“Great initiatives by our evening and night-time economy partnership have a chance to flourish so everyone has a great time out in a safe environment.

“Purple Flag status reaffirms that Swansea city centre is a vibrant and viable place that keeps visitors coming back for more. Our £1bn regeneration programme is strengthening its appeal.”

Russell Greenslade, chief executive of Swansea BID, said: “We are unbelievably proud that Swansea has once again achieved Purple Flag status. At Swansea BID, our team works tirelessly in collaboration with the police and Swansea Council to ensure visitors to the city can enjoy our brilliant food and beverage venues safely.

“Our taxi marshals are just one example of our nighttime economy team going above and beyond; ensuring visitors get home as quickly and safely as possible. Our free courses for nighttime businesses are a huge success and give workers an opportunity to attend everything from personal licence and customer service training to Nitenet radio system and disability training.

“Our Best Bar None accreditation scheme, which is awarded to venues that demonstrate a commitment to safety, customer service and responsible alcohol management practices, has also had a significant impact on venue standards across the city centre.

“We look forward to exploring other improvements with our partners over the coming year, to ensure we continue to achieve the Purple Flag status for many years to come.”

Examples of best practice highlighted in recent years include the Nite-Net radio communication system operating between premises, CCTV and the police as well as the deployment of temporary toilets on key evenings.

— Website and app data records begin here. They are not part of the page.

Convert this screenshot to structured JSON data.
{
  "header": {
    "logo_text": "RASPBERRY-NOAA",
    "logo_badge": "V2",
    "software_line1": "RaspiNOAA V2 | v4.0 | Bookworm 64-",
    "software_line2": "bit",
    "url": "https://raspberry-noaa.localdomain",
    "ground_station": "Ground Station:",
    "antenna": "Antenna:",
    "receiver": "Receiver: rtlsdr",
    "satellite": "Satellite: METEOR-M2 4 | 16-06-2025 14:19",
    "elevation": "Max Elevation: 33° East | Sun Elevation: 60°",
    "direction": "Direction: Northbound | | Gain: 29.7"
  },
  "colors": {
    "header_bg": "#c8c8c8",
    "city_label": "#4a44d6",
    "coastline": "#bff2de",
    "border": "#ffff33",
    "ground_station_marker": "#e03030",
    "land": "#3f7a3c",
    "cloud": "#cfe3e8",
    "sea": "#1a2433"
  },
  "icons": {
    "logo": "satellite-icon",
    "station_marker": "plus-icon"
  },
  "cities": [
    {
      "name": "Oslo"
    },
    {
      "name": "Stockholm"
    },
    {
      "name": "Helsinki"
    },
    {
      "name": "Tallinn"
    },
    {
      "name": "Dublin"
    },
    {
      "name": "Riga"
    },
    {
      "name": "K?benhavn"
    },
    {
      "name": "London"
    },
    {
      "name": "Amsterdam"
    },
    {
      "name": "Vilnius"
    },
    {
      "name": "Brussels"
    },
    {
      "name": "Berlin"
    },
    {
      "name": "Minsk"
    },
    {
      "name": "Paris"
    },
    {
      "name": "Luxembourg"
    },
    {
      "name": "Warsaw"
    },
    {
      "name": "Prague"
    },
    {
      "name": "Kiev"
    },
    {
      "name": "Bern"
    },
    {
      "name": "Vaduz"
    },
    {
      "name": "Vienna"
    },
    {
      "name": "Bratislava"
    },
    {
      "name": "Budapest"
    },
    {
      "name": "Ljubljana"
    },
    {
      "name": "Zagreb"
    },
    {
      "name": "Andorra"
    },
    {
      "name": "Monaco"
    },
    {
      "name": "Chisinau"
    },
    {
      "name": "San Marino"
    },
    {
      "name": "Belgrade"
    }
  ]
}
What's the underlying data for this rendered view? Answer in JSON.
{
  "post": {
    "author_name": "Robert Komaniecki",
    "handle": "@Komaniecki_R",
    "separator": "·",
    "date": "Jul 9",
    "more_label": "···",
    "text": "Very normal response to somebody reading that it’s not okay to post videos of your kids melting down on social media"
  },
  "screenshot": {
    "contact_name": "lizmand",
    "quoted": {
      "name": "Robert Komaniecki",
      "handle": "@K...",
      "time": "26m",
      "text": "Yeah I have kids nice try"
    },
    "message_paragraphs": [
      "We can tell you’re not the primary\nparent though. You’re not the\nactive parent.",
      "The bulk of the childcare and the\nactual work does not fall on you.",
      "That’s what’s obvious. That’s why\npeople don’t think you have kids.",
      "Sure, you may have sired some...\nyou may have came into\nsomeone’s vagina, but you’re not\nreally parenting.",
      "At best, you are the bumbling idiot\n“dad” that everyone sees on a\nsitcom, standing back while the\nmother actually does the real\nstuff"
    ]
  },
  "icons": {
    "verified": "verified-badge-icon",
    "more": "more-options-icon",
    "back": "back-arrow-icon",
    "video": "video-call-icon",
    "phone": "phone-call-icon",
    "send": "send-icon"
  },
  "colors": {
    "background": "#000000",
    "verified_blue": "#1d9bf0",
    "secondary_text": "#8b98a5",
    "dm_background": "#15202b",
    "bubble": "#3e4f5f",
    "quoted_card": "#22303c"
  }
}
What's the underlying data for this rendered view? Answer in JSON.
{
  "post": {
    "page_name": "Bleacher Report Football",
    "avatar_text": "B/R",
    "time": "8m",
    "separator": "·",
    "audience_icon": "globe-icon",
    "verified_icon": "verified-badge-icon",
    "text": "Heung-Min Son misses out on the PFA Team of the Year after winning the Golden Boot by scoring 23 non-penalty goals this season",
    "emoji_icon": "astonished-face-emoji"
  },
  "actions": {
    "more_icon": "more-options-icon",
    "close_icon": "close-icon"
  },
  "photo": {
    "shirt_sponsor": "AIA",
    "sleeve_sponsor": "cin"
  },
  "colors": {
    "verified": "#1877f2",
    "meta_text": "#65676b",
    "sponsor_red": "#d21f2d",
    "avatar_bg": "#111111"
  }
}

Police and council operations targeting on-street vulnerability, taxi safety and underage drinking also continue to operate.